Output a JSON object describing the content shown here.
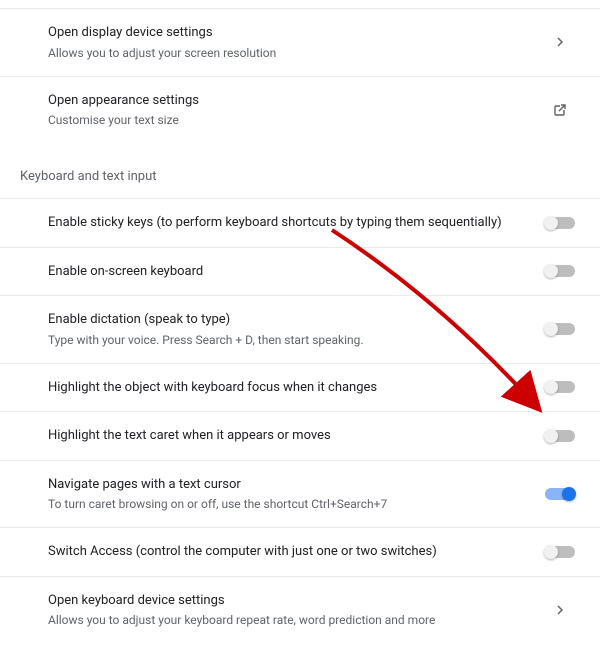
{
  "top_items": [
    {
      "title": "Open display device settings",
      "subtitle": "Allows you to adjust your screen resolution",
      "control": "chevron"
    },
    {
      "title": "Open appearance settings",
      "subtitle": "Customise your text size",
      "control": "external"
    }
  ],
  "section_header": "Keyboard and text input",
  "keyboard_items": [
    {
      "title": "Enable sticky keys (to perform keyboard shortcuts by typing them sequentially)",
      "subtitle": "",
      "control": "toggle",
      "on": false
    },
    {
      "title": "Enable on-screen keyboard",
      "subtitle": "",
      "control": "toggle",
      "on": false
    },
    {
      "title": "Enable dictation (speak to type)",
      "subtitle": "Type with your voice. Press Search + D, then start speaking.",
      "control": "toggle",
      "on": false
    },
    {
      "title": "Highlight the object with keyboard focus when it changes",
      "subtitle": "",
      "control": "toggle",
      "on": false
    },
    {
      "title": "Highlight the text caret when it appears or moves",
      "subtitle": "",
      "control": "toggle",
      "on": false
    },
    {
      "title": "Navigate pages with a text cursor",
      "subtitle": "To turn caret browsing on or off, use the shortcut Ctrl+Search+7",
      "control": "toggle",
      "on": true
    },
    {
      "title": "Switch Access (control the computer with just one or two switches)",
      "subtitle": "",
      "control": "toggle",
      "on": false
    },
    {
      "title": "Open keyboard device settings",
      "subtitle": "Allows you to adjust your keyboard repeat rate, word prediction and more",
      "control": "chevron"
    }
  ]
}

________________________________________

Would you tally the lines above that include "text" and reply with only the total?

OUTPUT FOR THIS EXERCISE » 4